Digitally transforming a global company is quite a feat, but necessary to strongly position for the future and remain viable through continuous changes in technology. This digital transformation enables design and operations the ability to move engineers from program to program without losing productivity. In addition, improved data management leverages greater value, reduces costly rework, and increases design and manufacturing automation to produce first time quality. The terms of an agreement with a strategic supplier needs to be dynamic to allow it to evolve with the scope of work and business environment throughout the life of the partnership. By encouraging a collaborative environment with our supplier, we are transforming into a proactive culture allowing us to operate under a shared purpose with personal accountability. Previously we operated with different interests in mind hindering our ability to be agile in our partnership. The new strategy allows us to align on mutually beneficial objectives and to work collaboratively instead of competitively. Our strategic partnership with our supplier has contributed to transformational changes across the enterprise and contributes to Boeing’s goal to operate as One Boeing. Additionally, we partner with the supplier to identify opportunities that might benefit both companies, potentially including mergers & acquisitions or investments in innovative start-ups that add value. A final objective of this initiative was to define the governance that allows our company and its supplier to oversee the implementation, performance, operational management and issue escalation of the partnership. This strategic partnership creates a vested interest in the future success of the contract and relationship of both parties involved.
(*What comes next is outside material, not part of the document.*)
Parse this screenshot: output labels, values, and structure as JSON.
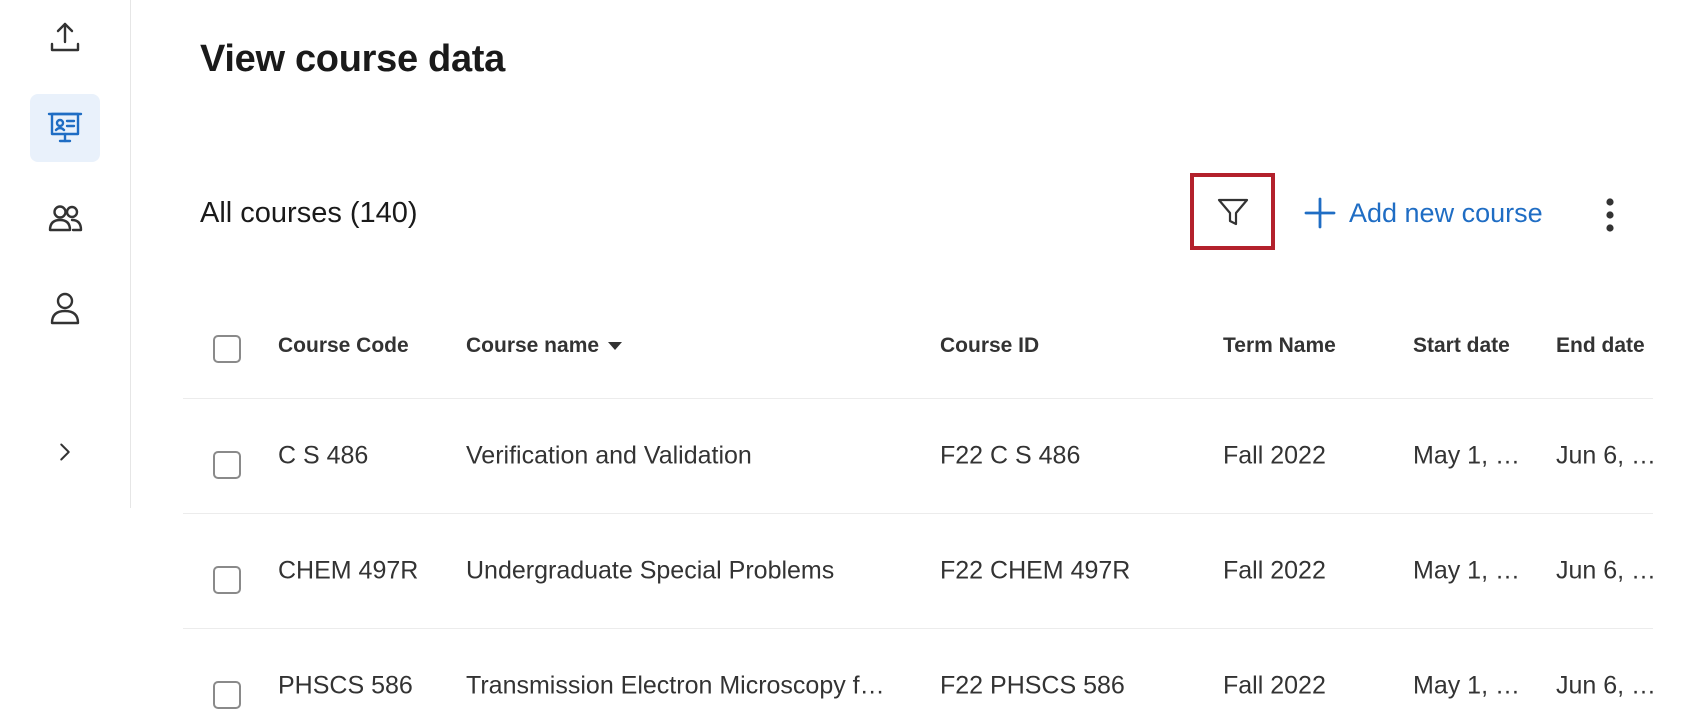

The business case for this project was compelling yet simple: Boeing needed to be faster, enterprise-wide system integration, commonality and automation to drive the digital thread of data. Our current engineering and manufacturing systems required far too many resources to execute. We collaborated with outside industry consultants as well as internal sourcing, supply chain, finance, IT and enterprise business partners to identify opportunities to digitally transform our business. Potential suppliers were thoroughly evaluated, and a business case was brought forward to the Procurement Review Board for approval from executive stakeholders. This collaboration created a strategy in which the team proposed a transformational outsourcing partnership to provide early visibility into the cost impact of system integration decisions, create an opportunity to incorporate the supplier’s innovation into the product development, and ultimately transformed the business. Stakeholders trust the Governance Steering Committee to make positive changes and have accepted the implementation of governance principles to achieve a successful partnership.